    I still need to figure out a better place to have the tank because the tank is still getting too much light. Will the algae go away in time or should I treat the tank?
     
  6. fighter55 Member Member

    Another good choice for a 5.5 gallon is an Algae-eating shrimp. You could get plenty of them and they wouldn't bother Guppies or a snail.
     
  7. catsma_97504 Fishlore Legend Member

    Thank you for updating your aquarium profile. Your profile indicates your tank is planted. What plants are in your tank?

    With the type of algae you have (free floating green water), the best thing is to ensure your tank is fully cycled (need nitrite and nitrate levels to know); do small water changes 2 or 3 times a week; minimize the light as much as you can; and ride it out. Don't purchase any algaecides as they don't work and often kill inhabitants. There are no critters that will eat this form of algae, other than live daphnia, which your fish will eat.
     
  8. fighter55 Member Member

    Oops. I though this was algae that grew on decor or walls, not free floating. My bad.
     
  9. Katibre Initiate Member

    2 out of the 3 guppies died they were feeder guppies. I tested the nitrite and nitrate both read 0 any reason why they would die?
     
  10. Katibre Initiate Member

    This morning I tested my amm it read 0.25 ppm should I do a partial water change or will it disrupt the cycle?
     
  11. iRun Member Member

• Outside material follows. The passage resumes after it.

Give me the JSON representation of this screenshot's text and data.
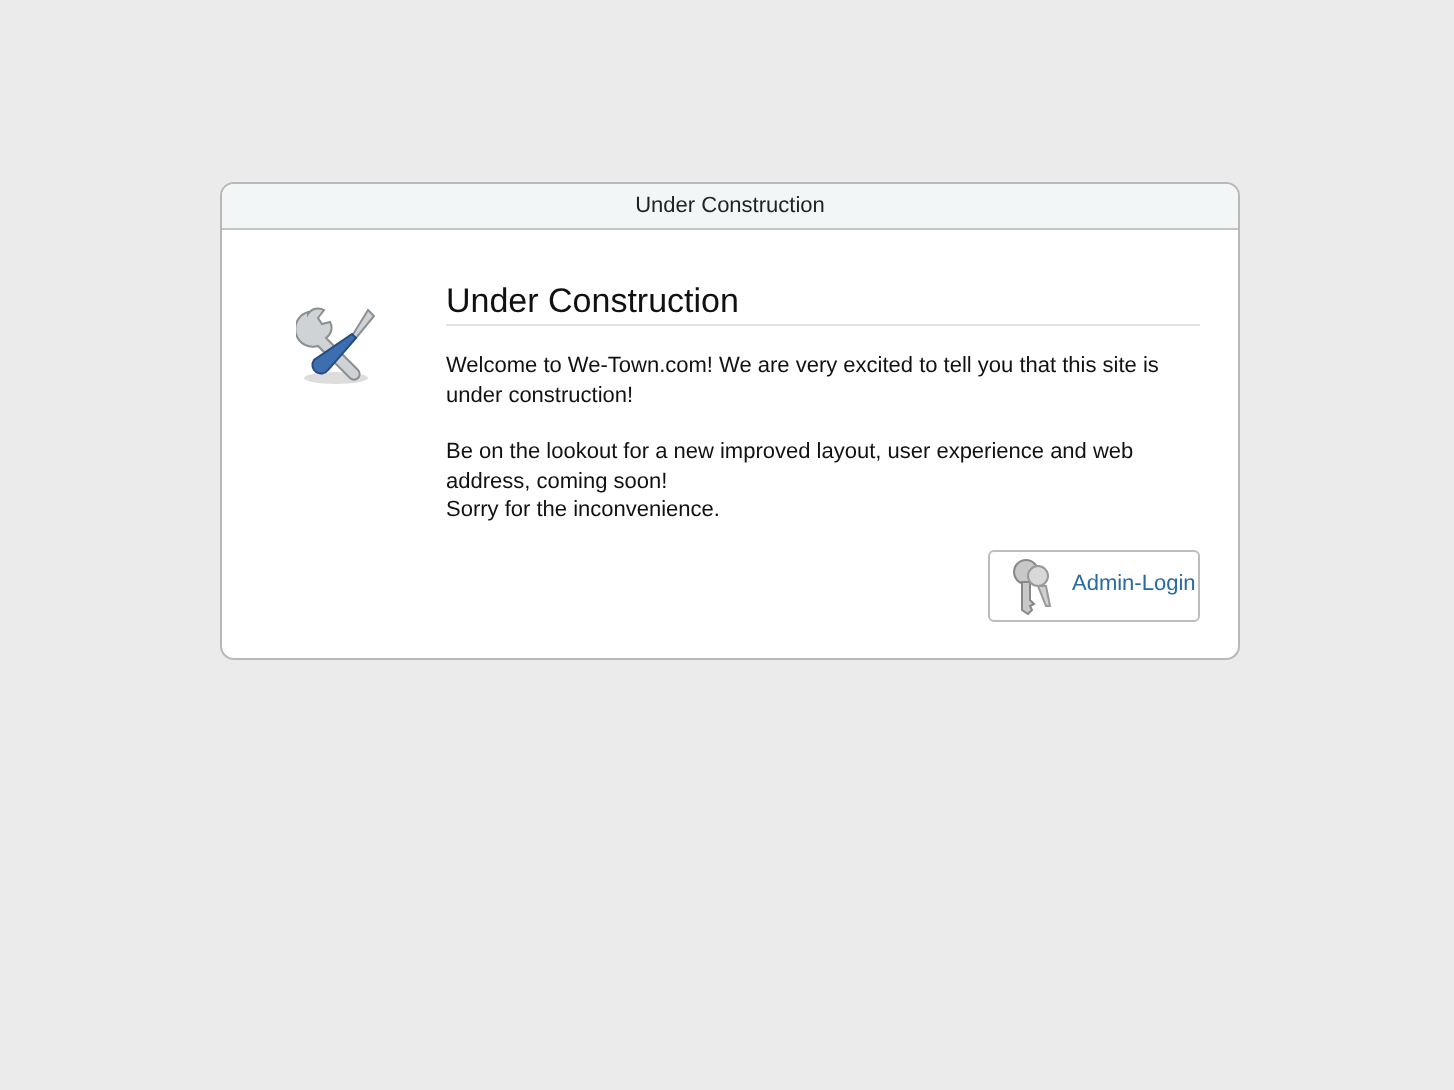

    If you want to keep the fish that you have alive, do 30-50% water changes daily. That isn't the ideal way to cycle the tank but it will give what you have a fighting chance and the tank will eventually cycle. If you have access to an established tank's filter media or substrate, get some.
     
  12. e_watson09 Well Known Member Member

    Alright I kind of skimmed through the posts on here but I got the just of it.

    Basically to my understanding your tank is not cycled.

    The most recent posts you made about the cycle say this....
    Ammonia 0.25ppm
    Nitrate 0ppm
    Nitrite 0ppm

    Your tank still needs to finish its cycle. This can be done with the fish in the tank you currently have but the likelyhood of them living through it is slim. Ideally you want your reading to test like this....
    Ammonia 0ppm
    Nitrate 10-20ppm
    Nitrite 0ppm

    I would do some water changes of 25-50% daily. Just taking water out and replacing it. Don't clean your gravel or filter unless you HAVE to. That is where your bacteria will be growing. You only want to clean the gravel if its starting to look dirty.

    As for your algae issue. Your tank is probably getting too much light, adding a hood will cut down on the light as well as maybe adding a background to block some of the light out. I know many people that have tanks near windows and they have to keep the blinds closed. Adding chemicals to fix the problem generally only creates more problems in the long run.
     
  13. Katibre Initiate Member

    Thank you for the help